So, we've not made this yet this year, but it's Thanksgiving weekend (if you're Canadian...) and this is just the perfect thing to use up all that leftover turkey. I always add carrots, celery and a bit of pasta to mine. I have memories of making huge pots of this after last thanksgiving and then (thanks to first trimester hormones...) being too nauseous to actually eat it, so you can bet I'll be making it again this year!    

photo by my sister, Elizabeth Barr

1 comment:

  1. Ooh, thanks so much for all the lovely soup ideas! (I hadn't seen your posts from previous years before). Soup is always such a staple part of our autumn/winter diet, but I can tend to just end up making a "chuck it all in the crock pot" kind of mash up, so it's SO good to have some new things to try! N°3 & 4 sound espeacially yummy! Also, I'm intrigued....can soup be considered a "proper" meal in Germany? Here in France it is only ever really treated as a starter - so whilst for example my mother in law makes the most incredibly velvety & light soups, I'm always dissapointed that we can't just keep eating that with piles of bread & cheese like we would in my family back home!
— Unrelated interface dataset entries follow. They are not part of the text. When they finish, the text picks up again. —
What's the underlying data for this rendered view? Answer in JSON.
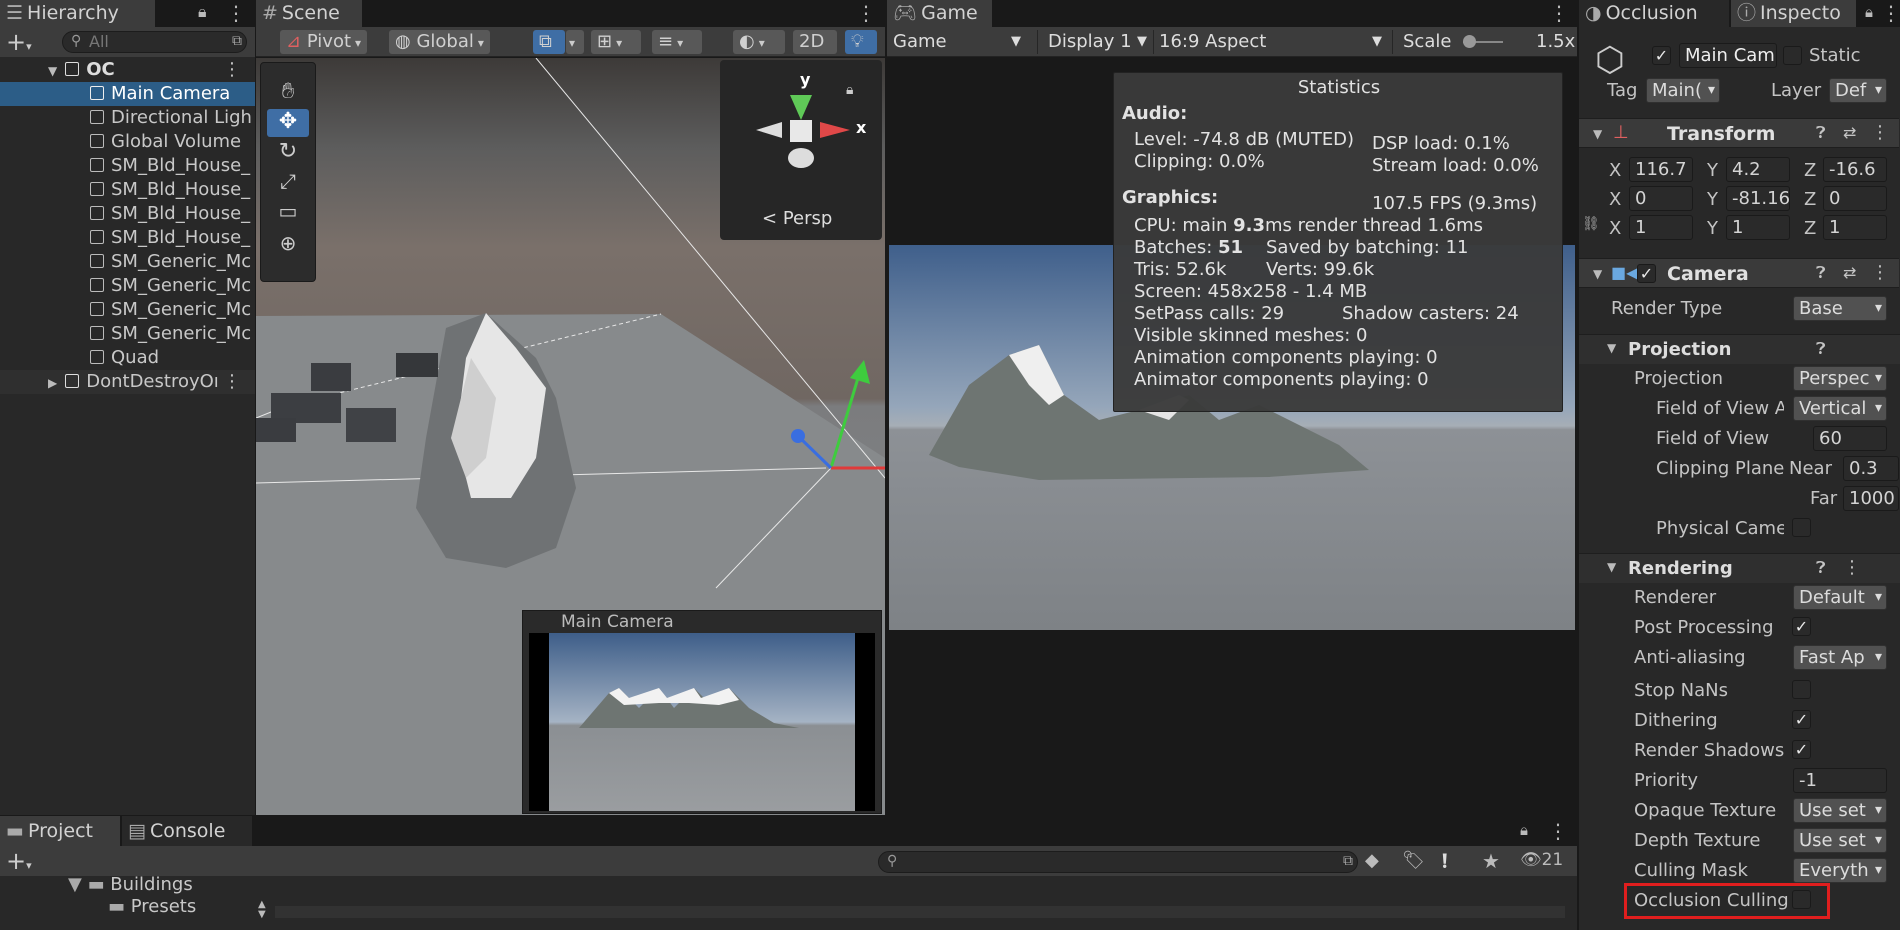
{
  "hierarchy": {
    "tab": "Hierarchy",
    "search_placeholder": "All",
    "scene": "OC",
    "items": [
      "Main Camera",
      "Directional Ligh",
      "Global Volume",
      "SM_Bld_House_",
      "SM_Bld_House_",
      "SM_Bld_House_",
      "SM_Bld_House_",
      "SM_Generic_Mc",
      "SM_Generic_Mc",
      "SM_Generic_Mc",
      "SM_Generic_Mc",
      "Quad"
    ],
    "dontdestroy": "DontDestroyOı"
  },
  "scene": {
    "tab": "Scene",
    "pivot": "Pivot",
    "global": "Global",
    "mode_2d": "2D",
    "gizmo_y": "y",
    "gizmo_x": "x",
    "persp": "Persp",
    "cam_preview_title": "Main Camera"
  },
  "game": {
    "tab": "Game",
    "mode": "Game",
    "display": "Display 1",
    "aspect": "16:9 Aspect",
    "scale_label": "Scale",
    "scale_value": "1.5x"
  },
  "statistics": {
    "title": "Statistics",
    "audio_header": "Audio:",
    "level": "Level: -74.8 dB (MUTED)",
    "clipping": "Clipping: 0.0%",
    "dsp": "DSP load: 0.1%",
    "stream": "Stream load: 0.0%",
    "graphics_header": "Graphics:",
    "fps": "107.5 FPS (9.3ms)",
    "cpu_a": "CPU: main ",
    "cpu_b": "9.3",
    "cpu_c": "ms  render thread 1.6ms",
    "batches_a": "Batches: ",
    "batches_b": "51",
    "saved": "Saved by batching: 11",
    "tris": "Tris: 52.6k",
    "verts": "Verts: 99.6k",
    "screen": "Screen: 458x258 - 1.4 MB",
    "setpass": "SetPass calls: 29",
    "shadow": "Shadow casters: 24",
    "skinned": "Visible skinned meshes: 0",
    "anim": "Animation components playing: 0",
    "animator": "Animator components playing: 0"
  },
  "inspector": {
    "tab_occlusion": "Occlusion",
    "tab_inspector": "Inspecto",
    "object_name": "Main Cam",
    "static_label": "Static",
    "tag_label": "Tag",
    "tag_value": "Main(",
    "layer_label": "Layer",
    "layer_value": "Def",
    "transform": {
      "title": "Transform",
      "pos": {
        "x": "116.7",
        "y": "4.2",
        "z": "-16.6"
      },
      "rot": {
        "x": "0",
        "y": "-81.16",
        "z": "0"
      },
      "scale": {
        "x": "1",
        "y": "1",
        "z": "1"
      }
    },
    "camera": {
      "title": "Camera",
      "render_type_label": "Render Type",
      "render_type": "Base",
      "projection_header": "Projection",
      "projection_label": "Projection",
      "projection_value": "Perspec",
      "fov_axis_label": "Field of View A:",
      "fov_axis_value": "Vertical",
      "fov_label": "Field of View",
      "fov_value": "60",
      "clip_label": "Clipping Plane",
      "near_label": "Near",
      "near_value": "0.3",
      "far_label": "Far",
      "far_value": "1000",
      "physical_label": "Physical Camer",
      "rendering_header": "Rendering",
      "renderer_label": "Renderer",
      "renderer_value": "Default",
      "post_label": "Post Processing",
      "aa_label": "Anti-aliasing",
      "aa_value": "Fast Ap",
      "stopnans_label": "Stop NaNs",
      "dither_label": "Dithering",
      "shadows_label": "Render Shadows",
      "priority_label": "Priority",
      "priority_value": "-1",
      "opaque_label": "Opaque Texture",
      "opaque_value": "Use set",
      "depth_label": "Depth Texture",
      "depth_value": "Use set",
      "culling_label": "Culling Mask",
      "culling_value": "Everyth",
      "occlusion_label": "Occlusion Culling"
    }
  },
  "project": {
    "tab_project": "Project",
    "tab_console": "Console",
    "folder1": "Buildings",
    "folder2": "Presets",
    "count": "21"
  },
  "colors": {
    "selection": "#2c5d87",
    "accent": "#3f6ea5",
    "highlight_box": "#e01e1e"
  }
}
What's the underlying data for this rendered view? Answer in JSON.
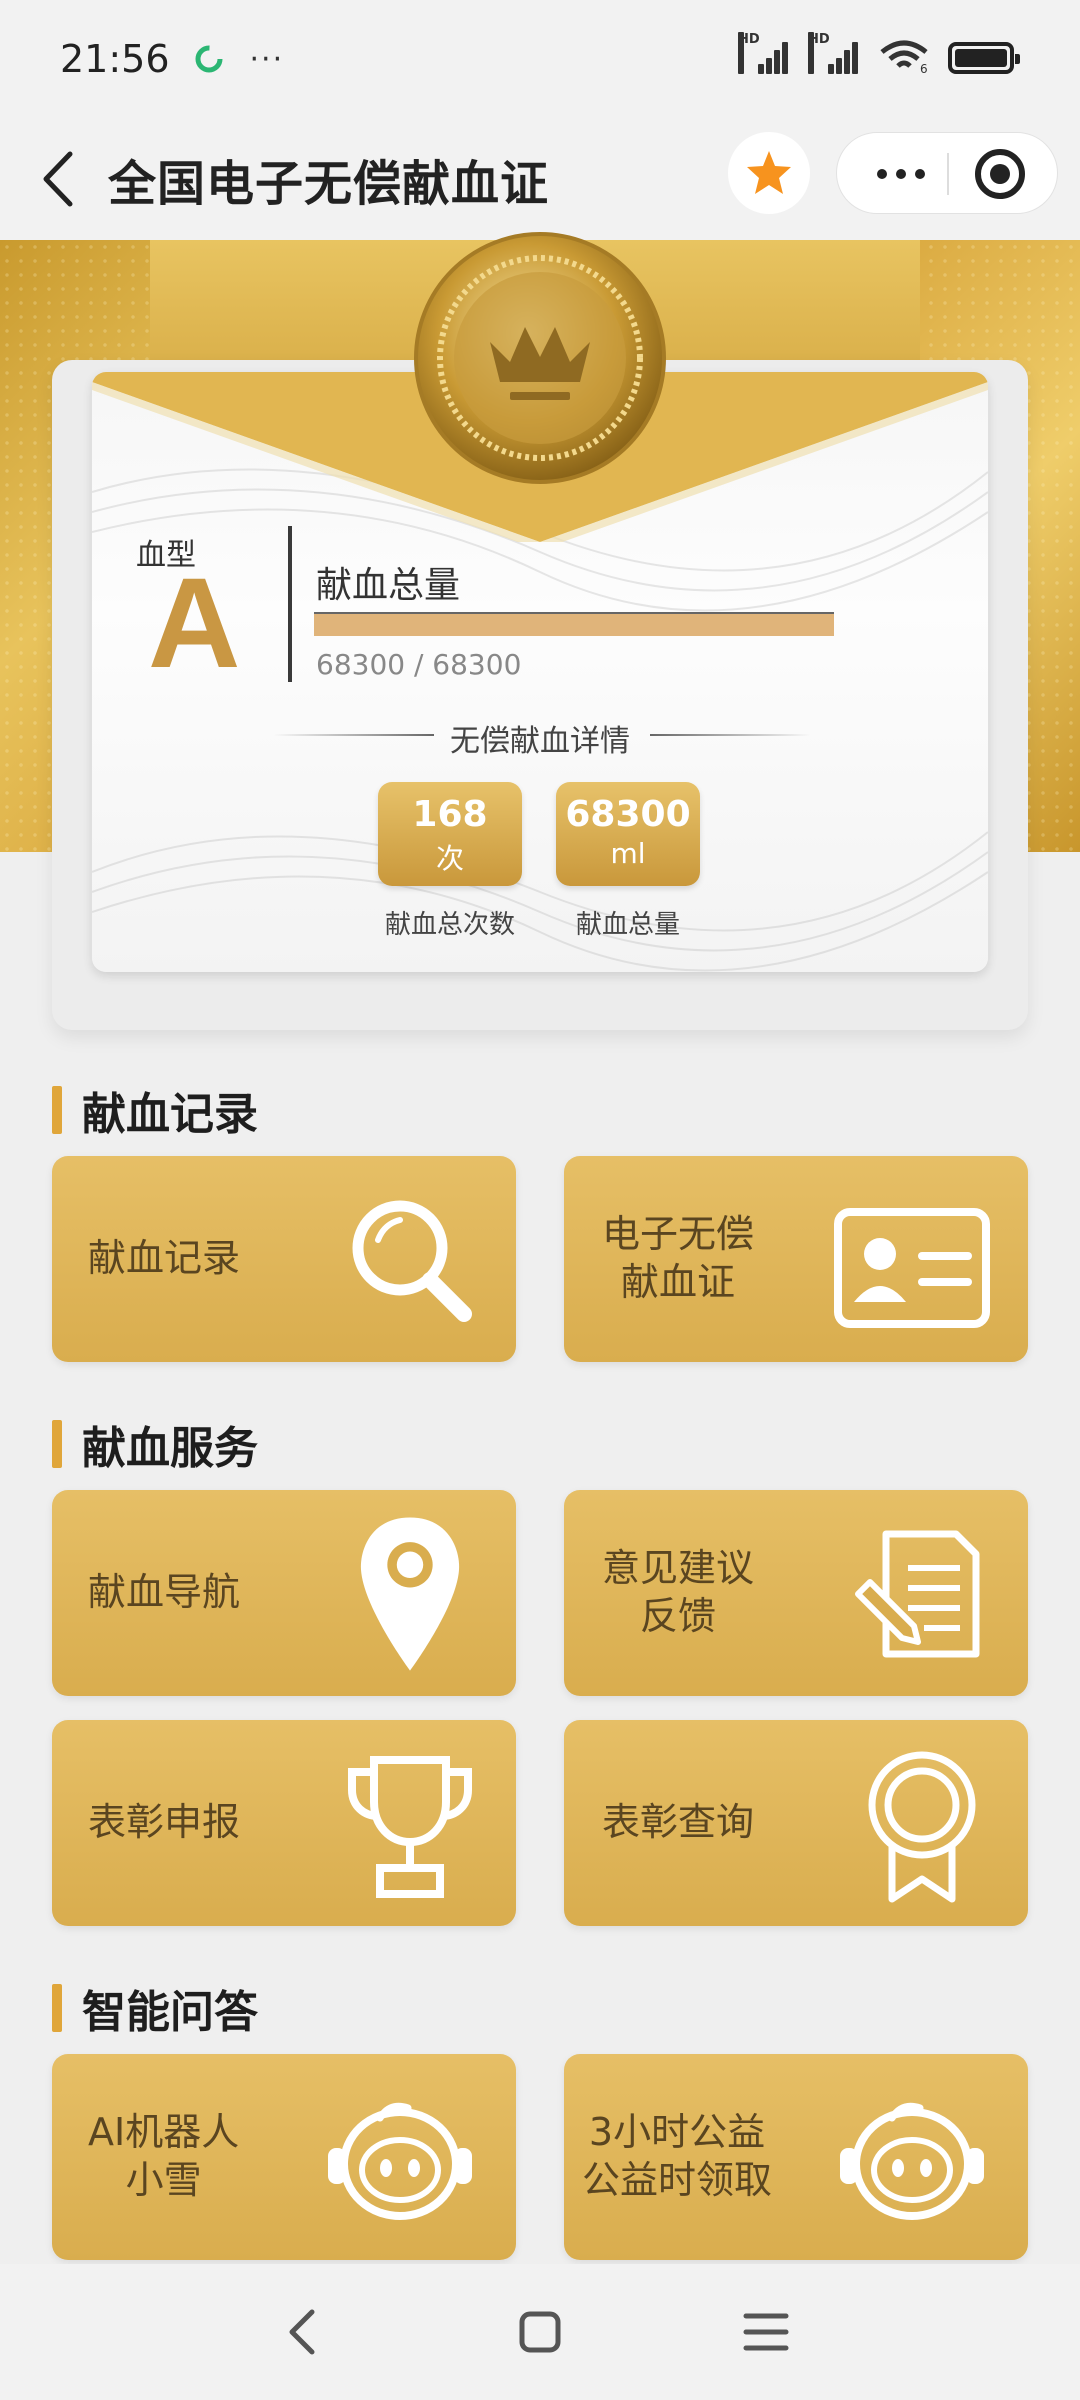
{
  "status_bar": {
    "time": "21:56",
    "dots": "···",
    "signal1_label": "HD",
    "signal2_label": "HD",
    "wifi_label": "6"
  },
  "nav": {
    "title": "全国电子无偿献血证",
    "star_color": "#f7931e"
  },
  "card": {
    "blood_label": "血型",
    "blood_type": "A",
    "total_label": "献血总量",
    "progress_text": "68300 / 68300",
    "progress_fraction": 1.0,
    "detail_title": "无偿献血详情",
    "stats": [
      {
        "value": "168",
        "unit": "次",
        "caption": "献血总次数"
      },
      {
        "value": "68300",
        "unit": "ml",
        "caption": "献血总量"
      }
    ]
  },
  "sections": {
    "records": {
      "title": "献血记录",
      "tiles": [
        {
          "label": "献血记录",
          "icon": "search-icon"
        },
        {
          "label_line1": "电子无偿",
          "label_line2": "献血证",
          "icon": "id-card-icon"
        }
      ]
    },
    "services": {
      "title": "献血服务",
      "tiles": [
        {
          "label": "献血导航",
          "icon": "location-pin-icon"
        },
        {
          "label_line1": "意见建议",
          "label_line2": "反馈",
          "icon": "document-edit-icon"
        },
        {
          "label": "表彰申报",
          "icon": "trophy-icon"
        },
        {
          "label": "表彰查询",
          "icon": "award-ribbon-icon"
        }
      ]
    },
    "qa": {
      "title": "智能问答",
      "tiles": [
        {
          "label_line1": "AI机器人",
          "label_line2": "小雪",
          "icon": "robot-icon"
        },
        {
          "label_line1": "3小时公益",
          "label_line2": "公益时领取",
          "icon": "robot-icon"
        }
      ]
    }
  },
  "colors": {
    "gold": "#d9ad4e",
    "accent_bar": "#e0a63a"
  }
}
    As for the lentils/pulses, we are predominantly veggie in our little family and I remember only two well a couple of upset tummy times for little man in the first few months after he was born. It seemed to only happen when we ate certain pulses (I think it was adzuki & red kidney) so we avoided them from my diet until he was 6 months old. Otherwise split peas & red lentils were always fine (as well as hummus made with chickpeas as long as they were really well cooked). My midwife who's also veggie (incredibly rare here in France!) advised us that as long as things were really properly cooked (almost to the extent of mush) there should be no problem (but of course to lay off if there are any poorly tummies). The same went for introducing solids when we began after he was 6 months old - just the real gentle pulses (starting with red lentils) in very small quantaties. We've had no problems since last year! (Sorry, that's turned into a bit of an essay, your post has just got me all enthused!!)